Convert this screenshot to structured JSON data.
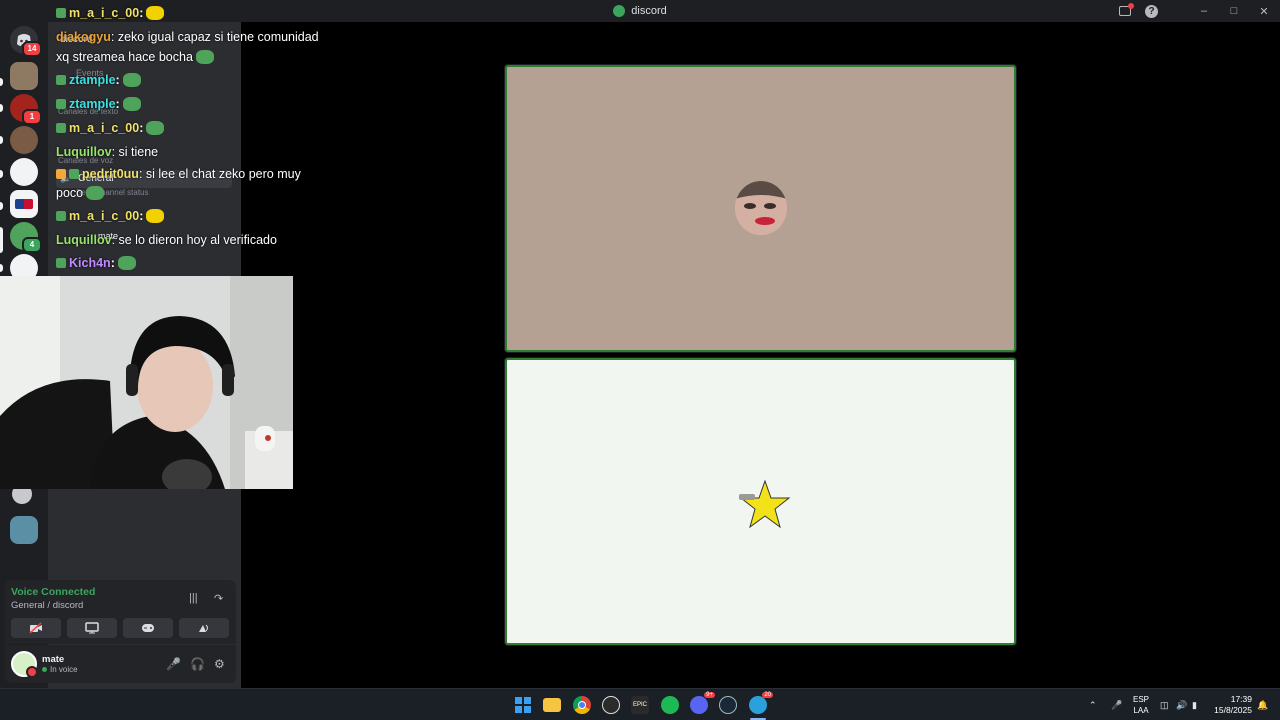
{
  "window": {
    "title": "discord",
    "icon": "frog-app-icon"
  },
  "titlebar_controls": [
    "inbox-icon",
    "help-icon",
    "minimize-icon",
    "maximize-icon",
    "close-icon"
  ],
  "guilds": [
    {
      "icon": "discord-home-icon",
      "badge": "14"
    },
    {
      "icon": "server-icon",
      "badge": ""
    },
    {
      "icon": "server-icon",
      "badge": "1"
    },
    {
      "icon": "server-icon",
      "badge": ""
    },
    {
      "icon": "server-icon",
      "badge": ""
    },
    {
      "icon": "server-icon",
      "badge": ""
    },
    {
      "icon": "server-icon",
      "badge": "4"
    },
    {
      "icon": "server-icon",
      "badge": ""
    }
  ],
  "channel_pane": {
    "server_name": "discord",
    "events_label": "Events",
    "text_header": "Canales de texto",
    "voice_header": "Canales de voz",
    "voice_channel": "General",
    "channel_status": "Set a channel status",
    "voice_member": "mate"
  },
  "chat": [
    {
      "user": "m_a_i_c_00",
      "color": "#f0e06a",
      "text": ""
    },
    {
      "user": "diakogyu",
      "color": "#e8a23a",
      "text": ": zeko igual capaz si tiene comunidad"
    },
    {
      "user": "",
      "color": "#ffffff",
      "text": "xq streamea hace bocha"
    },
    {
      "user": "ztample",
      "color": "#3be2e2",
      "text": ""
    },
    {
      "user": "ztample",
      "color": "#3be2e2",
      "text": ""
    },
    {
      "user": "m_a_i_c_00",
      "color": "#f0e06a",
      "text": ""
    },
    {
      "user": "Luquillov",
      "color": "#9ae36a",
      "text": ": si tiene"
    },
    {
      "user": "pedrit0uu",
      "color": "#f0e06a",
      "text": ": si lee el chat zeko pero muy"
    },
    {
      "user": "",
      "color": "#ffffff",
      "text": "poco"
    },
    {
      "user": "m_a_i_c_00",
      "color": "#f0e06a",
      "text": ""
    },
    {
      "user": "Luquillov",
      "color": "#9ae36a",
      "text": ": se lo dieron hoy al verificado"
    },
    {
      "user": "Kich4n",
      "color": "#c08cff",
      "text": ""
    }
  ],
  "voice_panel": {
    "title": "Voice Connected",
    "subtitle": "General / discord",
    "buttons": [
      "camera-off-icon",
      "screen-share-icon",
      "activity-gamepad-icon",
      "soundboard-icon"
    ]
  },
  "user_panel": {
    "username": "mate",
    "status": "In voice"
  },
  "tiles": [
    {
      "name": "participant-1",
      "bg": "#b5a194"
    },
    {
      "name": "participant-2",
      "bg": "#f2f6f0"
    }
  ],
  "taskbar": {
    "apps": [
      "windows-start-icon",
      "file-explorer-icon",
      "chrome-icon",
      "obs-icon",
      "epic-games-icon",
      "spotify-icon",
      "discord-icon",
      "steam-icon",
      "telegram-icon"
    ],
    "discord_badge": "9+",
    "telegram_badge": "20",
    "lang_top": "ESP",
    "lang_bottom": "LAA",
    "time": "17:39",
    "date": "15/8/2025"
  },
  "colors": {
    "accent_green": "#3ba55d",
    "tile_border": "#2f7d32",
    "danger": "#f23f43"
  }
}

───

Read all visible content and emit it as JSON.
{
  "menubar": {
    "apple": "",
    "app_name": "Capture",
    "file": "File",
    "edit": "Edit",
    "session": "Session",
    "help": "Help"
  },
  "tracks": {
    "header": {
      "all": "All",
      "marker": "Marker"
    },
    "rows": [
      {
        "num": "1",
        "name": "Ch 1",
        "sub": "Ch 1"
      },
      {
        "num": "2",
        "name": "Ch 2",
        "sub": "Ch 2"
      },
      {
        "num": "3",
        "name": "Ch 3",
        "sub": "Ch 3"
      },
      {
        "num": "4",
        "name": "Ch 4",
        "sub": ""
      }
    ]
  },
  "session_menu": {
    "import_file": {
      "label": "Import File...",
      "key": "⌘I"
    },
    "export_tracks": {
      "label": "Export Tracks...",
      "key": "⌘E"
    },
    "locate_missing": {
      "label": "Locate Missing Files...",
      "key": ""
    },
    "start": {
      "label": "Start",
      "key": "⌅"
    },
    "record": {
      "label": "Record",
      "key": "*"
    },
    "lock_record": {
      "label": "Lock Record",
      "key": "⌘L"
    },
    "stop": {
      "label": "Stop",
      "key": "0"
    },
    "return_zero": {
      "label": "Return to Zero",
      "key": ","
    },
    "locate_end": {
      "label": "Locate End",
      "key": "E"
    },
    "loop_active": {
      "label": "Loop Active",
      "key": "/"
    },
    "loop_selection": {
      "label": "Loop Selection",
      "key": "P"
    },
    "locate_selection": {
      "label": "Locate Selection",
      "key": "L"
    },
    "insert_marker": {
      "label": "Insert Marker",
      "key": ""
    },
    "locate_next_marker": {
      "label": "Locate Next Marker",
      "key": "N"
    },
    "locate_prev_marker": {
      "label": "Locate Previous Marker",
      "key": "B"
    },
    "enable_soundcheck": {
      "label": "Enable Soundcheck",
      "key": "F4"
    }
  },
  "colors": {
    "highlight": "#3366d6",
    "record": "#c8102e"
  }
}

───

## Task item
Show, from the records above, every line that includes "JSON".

## Completed exercise
Convert this screenshot to structured JSON data.
Read all visible content and emit it as JSON.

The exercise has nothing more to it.